THE crew of Portland’s namesake warship welcomed youngsters aboard and later supported a project for orphaned children.
HMS Portland has been busy with diplomatic duties in Africa while on operations in the Atlantic.
In Cape Town, South Africa, the ship conducted exercises with the submarine Charlotte Maxeke and later welcomed 150 local schoolchildren aboard for a day of activities.
In Namibia, sailors spent a day sprucing up the Walvis Bay Kids’ Haven – a home for orphaned and vulnerable children during a brief visit to the town.
The Type 23 frigate, which has close links with Weymouth and Portland and includes some Dorset crew, left Devonport in January for a routine seven month Atlantic patrol task. Her role is to maintain a continuous Royal Naval presence in the Atlantic providing reassurance to British interests.
On the stopover in Cape Town, the ship hosted a demonstration of its capability and equipment along with an official reception, as well as welcoming children.
The pupils took part in a five-a-side football match on a pitch adjacent to the ship and drove the Bloodhound Super Sonic Car in a simulator – which is aiming to break the land speed record in South Africa in 2015.
They also managed to explore the ship and enjoyed a pirate-themed party.
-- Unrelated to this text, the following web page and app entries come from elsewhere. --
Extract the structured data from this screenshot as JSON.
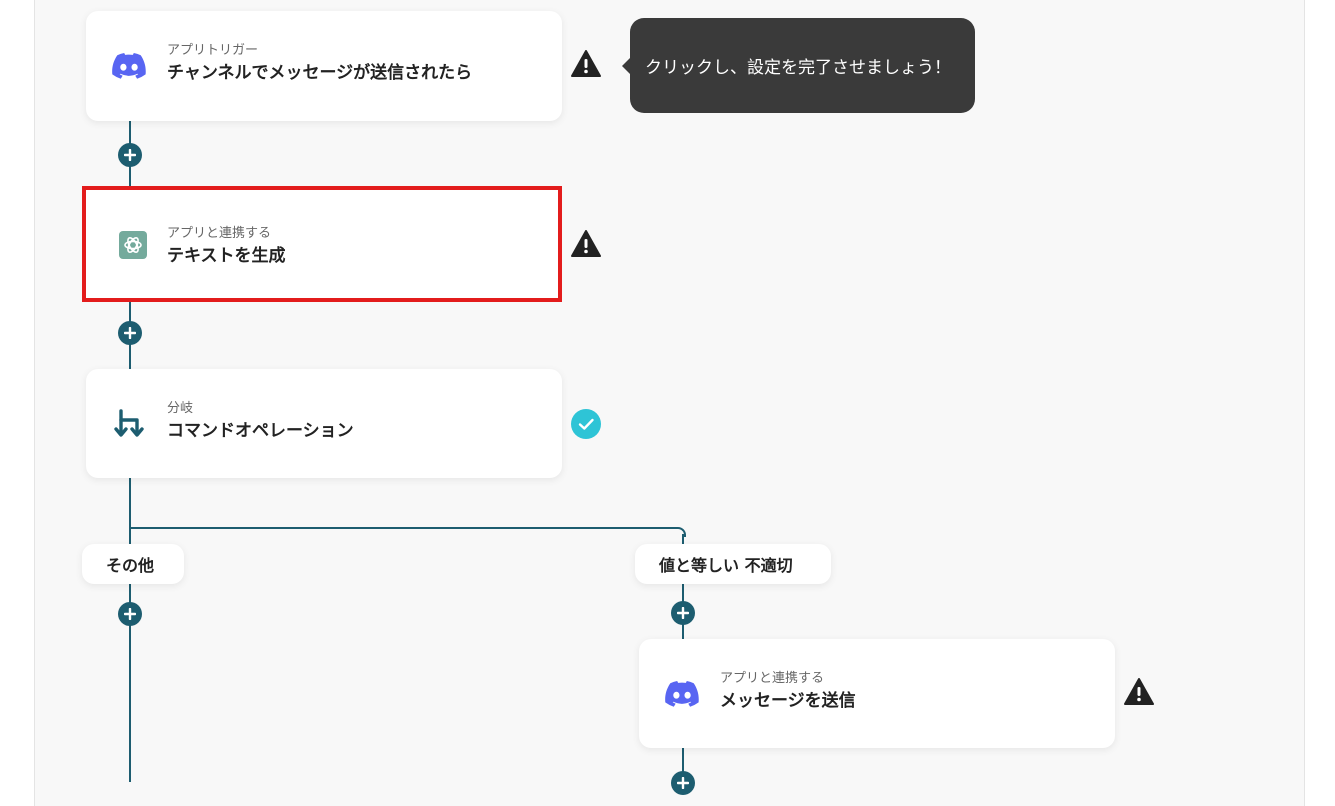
{
  "tooltip": {
    "text": "クリックし、設定を完了させましょう！"
  },
  "cards": [
    {
      "sub": "アプリトリガー",
      "title": "チャンネルでメッセージが送信されたら",
      "icon": "discord-icon",
      "status": "warning"
    },
    {
      "sub": "アプリと連携する",
      "title": "テキストを生成",
      "icon": "chatgpt-icon",
      "status": "warning"
    },
    {
      "sub": "分岐",
      "title": "コマンドオペレーション",
      "icon": "branch-icon",
      "status": "complete"
    },
    {
      "sub": "アプリと連携する",
      "title": "メッセージを送信",
      "icon": "discord-icon",
      "status": "warning"
    }
  ],
  "branches": {
    "left_label": "その他",
    "right_label": "値と等しい 不適切"
  },
  "colors": {
    "line": "#1d5d70",
    "highlight": "#e31c1c",
    "discord": "#5865F2",
    "chatgpt": "#74aa9c",
    "check": "#2ec4d6",
    "tooltip_bg": "#3a3a3a"
  }
}
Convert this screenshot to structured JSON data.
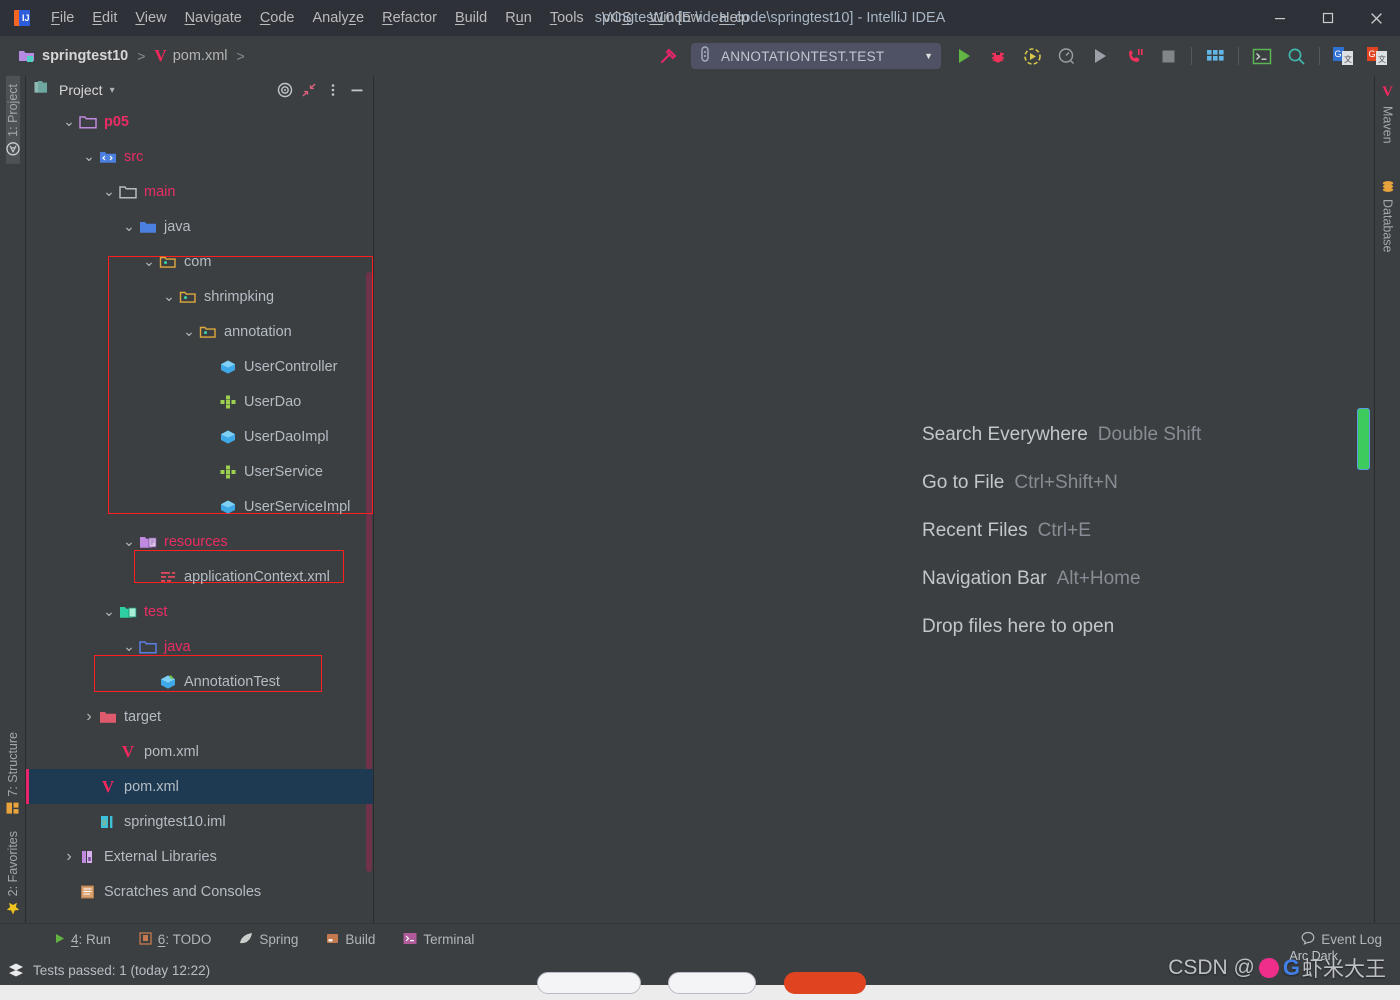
{
  "window": {
    "title": "springtest10 [E:\\idea_code\\springtest10] - IntelliJ IDEA",
    "logo_name": "intellij-idea-logo",
    "minimize_label": "Minimize",
    "maximize_label": "Maximize",
    "close_label": "Close"
  },
  "menubar": {
    "items": [
      {
        "label": "File",
        "mnemonic": "F"
      },
      {
        "label": "Edit",
        "mnemonic": "E"
      },
      {
        "label": "View",
        "mnemonic": "V"
      },
      {
        "label": "Navigate",
        "mnemonic": "N"
      },
      {
        "label": "Code",
        "mnemonic": "C"
      },
      {
        "label": "Analyze",
        "mnemonic": "z"
      },
      {
        "label": "Refactor",
        "mnemonic": "R"
      },
      {
        "label": "Build",
        "mnemonic": "B"
      },
      {
        "label": "Run",
        "mnemonic": "u"
      },
      {
        "label": "Tools",
        "mnemonic": "T"
      },
      {
        "label": "VCS",
        "mnemonic": "S"
      },
      {
        "label": "Window",
        "mnemonic": "W"
      },
      {
        "label": "Help",
        "mnemonic": "H"
      }
    ]
  },
  "navbar": {
    "crumbs": [
      {
        "label": "springtest10",
        "icon": "module-folder-icon",
        "bold": true
      },
      {
        "label": "pom.xml",
        "icon": "maven-icon",
        "bold": false
      }
    ],
    "separator": ">"
  },
  "toolbar": {
    "build_icon": "hammer-icon",
    "run_config": {
      "label": "ANNOTATIONTEST.TEST",
      "icon": "junit-test-icon",
      "caret": "▼"
    },
    "buttons": [
      {
        "name": "run-button",
        "icon": "play-green-icon"
      },
      {
        "name": "debug-button",
        "icon": "bug-red-icon"
      },
      {
        "name": "run-with-coverage-button",
        "icon": "coverage-icon"
      },
      {
        "name": "profiler-button",
        "icon": "profiler-icon"
      },
      {
        "name": "run-anything-button",
        "icon": "play-gray-icon"
      },
      {
        "name": "attach-debugger-button",
        "icon": "phone-pause-icon"
      },
      {
        "name": "stop-button",
        "icon": "stop-square-icon"
      },
      {
        "name": "select-opened-file-button",
        "icon": "grid-blue-icon"
      },
      {
        "name": "terminal-button",
        "icon": "terminal-green-icon"
      },
      {
        "name": "search-everywhere-button",
        "icon": "search-icon"
      },
      {
        "name": "translate-blue-button",
        "icon": "translate-blue-icon"
      },
      {
        "name": "translate-orange-button",
        "icon": "translate-orange-icon"
      }
    ]
  },
  "left_strip": {
    "top": [
      {
        "label": "1: Project",
        "mnemonic": "1",
        "icon": "project-folder-icon",
        "active": true
      },
      {
        "label": "",
        "icon": "maven-m-icon",
        "active": false
      }
    ],
    "bottom": [
      {
        "label": "7: Structure",
        "mnemonic": "7",
        "icon": "structure-icon"
      },
      {
        "label": "2: Favorites",
        "mnemonic": "2",
        "icon": "star-yellow-icon"
      }
    ]
  },
  "right_strip": {
    "items": [
      {
        "label": "Maven",
        "icon": "maven-v-icon"
      },
      {
        "label": "Database",
        "icon": "database-icon"
      }
    ]
  },
  "project_panel": {
    "title": "Project",
    "caret": "⌄",
    "tools": [
      {
        "name": "select-opened-file-tool",
        "icon": "target-icon"
      },
      {
        "name": "collapse-all-tool",
        "icon": "collapse-all-icon"
      },
      {
        "name": "options-tool",
        "icon": "kebab-menu-icon"
      },
      {
        "name": "hide-tool",
        "icon": "minimize-icon"
      }
    ],
    "tree": [
      {
        "label": "p05",
        "indent": 1,
        "arrow": "down",
        "icon": "folder-purple-icon",
        "color": "pink",
        "bold": true
      },
      {
        "label": "src",
        "indent": 2,
        "arrow": "down",
        "icon": "source-root-icon",
        "color": "pink",
        "bold": false
      },
      {
        "label": "main",
        "indent": 3,
        "arrow": "down",
        "icon": "folder-outline-icon",
        "color": "pink",
        "bold": false
      },
      {
        "label": "java",
        "indent": 4,
        "arrow": "down",
        "icon": "folder-blue-icon",
        "color": "gray",
        "bold": false
      },
      {
        "label": "com",
        "indent": 5,
        "arrow": "down",
        "icon": "package-icon",
        "color": "gray",
        "bold": false
      },
      {
        "label": "shrimpking",
        "indent": 6,
        "arrow": "down",
        "icon": "package-icon",
        "color": "gray",
        "bold": false
      },
      {
        "label": "annotation",
        "indent": 7,
        "arrow": "down",
        "icon": "package-icon",
        "color": "gray",
        "bold": false
      },
      {
        "label": "UserController",
        "indent": 8,
        "arrow": "none",
        "icon": "java-class-icon",
        "color": "gray",
        "bold": false
      },
      {
        "label": "UserDao",
        "indent": 8,
        "arrow": "none",
        "icon": "java-interface-icon",
        "color": "gray",
        "bold": false
      },
      {
        "label": "UserDaoImpl",
        "indent": 8,
        "arrow": "none",
        "icon": "java-class-icon",
        "color": "gray",
        "bold": false
      },
      {
        "label": "UserService",
        "indent": 8,
        "arrow": "none",
        "icon": "java-interface-icon",
        "color": "gray",
        "bold": false
      },
      {
        "label": "UserServiceImpl",
        "indent": 8,
        "arrow": "none",
        "icon": "java-class-icon",
        "color": "gray",
        "bold": false
      },
      {
        "label": "resources",
        "indent": 4,
        "arrow": "down",
        "icon": "resources-root-icon",
        "color": "pink",
        "bold": false
      },
      {
        "label": "applicationContext.xml",
        "indent": 5,
        "arrow": "none",
        "icon": "spring-xml-icon",
        "color": "gray",
        "bold": false
      },
      {
        "label": "test",
        "indent": 3,
        "arrow": "down",
        "icon": "test-root-icon",
        "color": "pink",
        "bold": false
      },
      {
        "label": "java",
        "indent": 4,
        "arrow": "down",
        "icon": "folder-test-icon",
        "color": "pink",
        "bold": false
      },
      {
        "label": "AnnotationTest",
        "indent": 5,
        "arrow": "none",
        "icon": "java-test-class-icon",
        "color": "gray",
        "bold": false
      },
      {
        "label": "target",
        "indent": 2,
        "arrow": "right",
        "icon": "folder-excluded-icon",
        "color": "gray",
        "bold": false
      },
      {
        "label": "pom.xml",
        "indent": 3,
        "arrow": "none",
        "icon": "maven-icon",
        "color": "gray",
        "bold": false
      },
      {
        "label": "pom.xml",
        "indent": 2,
        "arrow": "none",
        "icon": "maven-icon",
        "color": "gray",
        "bold": false,
        "selected": true
      },
      {
        "label": "springtest10.iml",
        "indent": 2,
        "arrow": "none",
        "icon": "iml-icon",
        "color": "gray",
        "bold": false
      },
      {
        "label": "External Libraries",
        "indent": 1,
        "arrow": "right",
        "icon": "libraries-icon",
        "color": "gray",
        "bold": false
      },
      {
        "label": "Scratches and Consoles",
        "indent": 1,
        "arrow": "none",
        "icon": "scratches-icon",
        "color": "gray",
        "bold": false
      }
    ]
  },
  "editor": {
    "hints": [
      {
        "action": "Search Everywhere",
        "shortcut": "Double Shift"
      },
      {
        "action": "Go to File",
        "shortcut": "Ctrl+Shift+N"
      },
      {
        "action": "Recent Files",
        "shortcut": "Ctrl+E"
      },
      {
        "action": "Navigation Bar",
        "shortcut": "Alt+Home"
      },
      {
        "action": "Drop files here to open",
        "shortcut": ""
      }
    ]
  },
  "bottom_tabs": [
    {
      "label": "4: Run",
      "mnemonic": "4",
      "icon": "play-green-icon"
    },
    {
      "label": "6: TODO",
      "mnemonic": "6",
      "icon": "todo-icon"
    },
    {
      "label": "Spring",
      "mnemonic": "",
      "icon": "spring-leaf-icon"
    },
    {
      "label": "Build",
      "mnemonic": "",
      "icon": "build-icon"
    },
    {
      "label": "Terminal",
      "mnemonic": "",
      "icon": "terminal-pink-icon"
    }
  ],
  "event_log": {
    "label": "Event Log",
    "icon": "event-log-icon"
  },
  "statusbar": {
    "message": "Tests passed: 1 (today 12:22)",
    "icon": "layers-icon"
  },
  "watermark": {
    "text_left": "CSDN @",
    "text_right": "虾米大王",
    "sub_text": "Arc Dark"
  },
  "colors": {
    "background": "#3c3f41",
    "titlebar": "#2e3138",
    "accent_pink": "#ea2c64",
    "selection": "#1d3a52",
    "highlight_box": "#ff1f1f",
    "text": "#b4bcc4",
    "green": "#62b543"
  }
}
Visitors included the Izivunguvungu musical group which entertained the crew.
Engineering technician Ben Venables said: “The children all really enjoyed their time on Portland.”
The project in Namibia came after a call for assistance came from the British High Commissioner, Her Excellency Marianne Young.
Personnel spent the day painting the playground and entertaining the children.
One of the volunteers was engineering technician Jane Anderson who said: “This was a fantastic opportunity to support the local community and to improve the facilities available for the children of the Kids’ Haven.”
The British High Commission has been involved in constructing a new playground at the centre.